In the past year, 91.2% of children had received their first dose of the MMR vaccine by their second birthday - a rise from 89.1% in 2010-11, according to new data from the Health and Social Care Information Centre.
This is the first time coverage has passed 90% since 1997-98 (when it was 90.8%) and is 0.6% points away from a coverage peak recorded in 1995-96 (91.8%).
In 1998 the British doctor Andrew Wakefield published a study in The Lancet that suggested a strong link between the MMR vaccine and rates of autism and bowel disease in children. UK media coverage caused a storm of controversy over the issue, and researchers and the government could do little to persuade some parents that the MMR jab was safe.
Media coverage of the issue hit a peak in 2001-2, and vaccination levels of the combined vaccine fell dramatically to less than 80% a year later. It is thought this then contributed to outbreaks of measles in some parts of the country.
Since then, however, Dr Wakefield’s work has publicly been retracted by The Lancet, and he was struck off from the General Medical Council in 2010, which is believed to have helped return rates back to the levels before 1998.
While rates are returning to pre-Wakefield levels, they are still some way off the 95% of children that the World Health Organization says should be vaccinated in order to create herd immunity against the three diseases. England’s rates of immunisation for MMR also remain lower than the rest of the UK, the HSCIC notes.
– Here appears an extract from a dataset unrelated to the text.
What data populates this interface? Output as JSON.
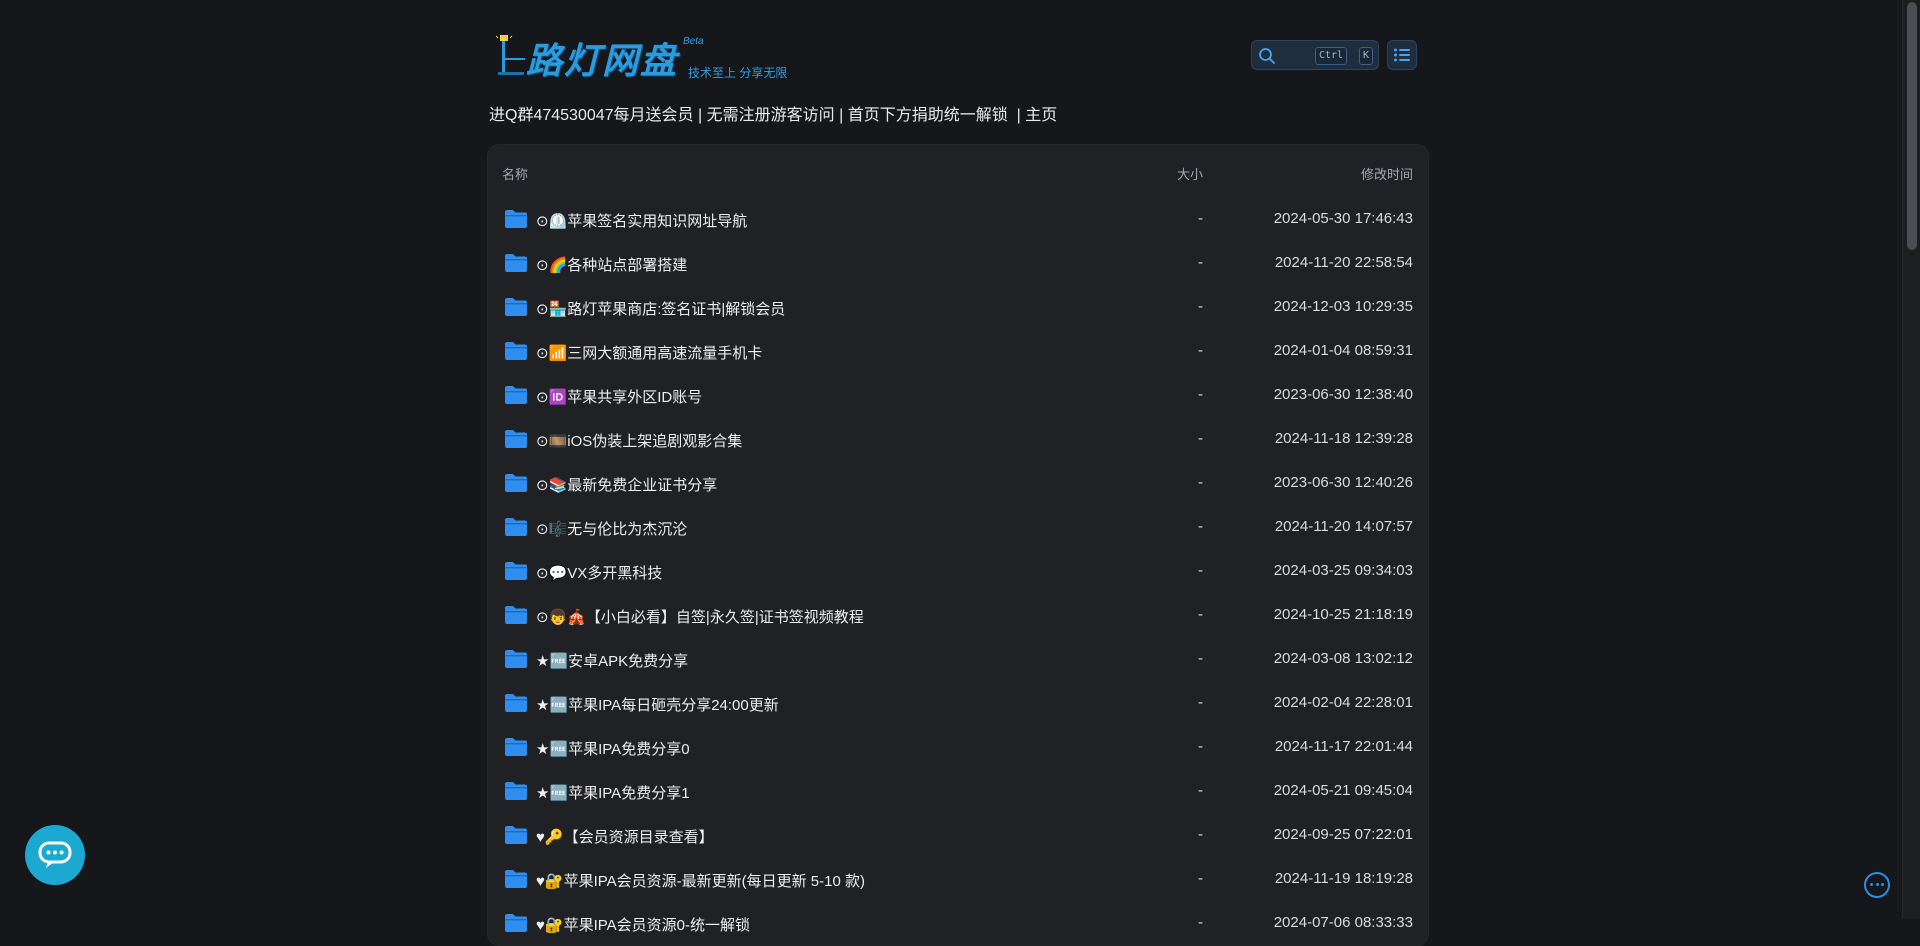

HSCIC chief executive Tim Straughan said: “[The] report marks a significant point in the continued rise of MMR coverage since it hit a low in 2003-04 – as for the first time in 14 years, nine out of 10 children in England have had the MMR vaccine before they turn two. However, although MMR coverage at two years has risen in all regions of England, and overall the country's coverage has increased in recent years, the national figure remains below the World Health Organization target of at least 95%.”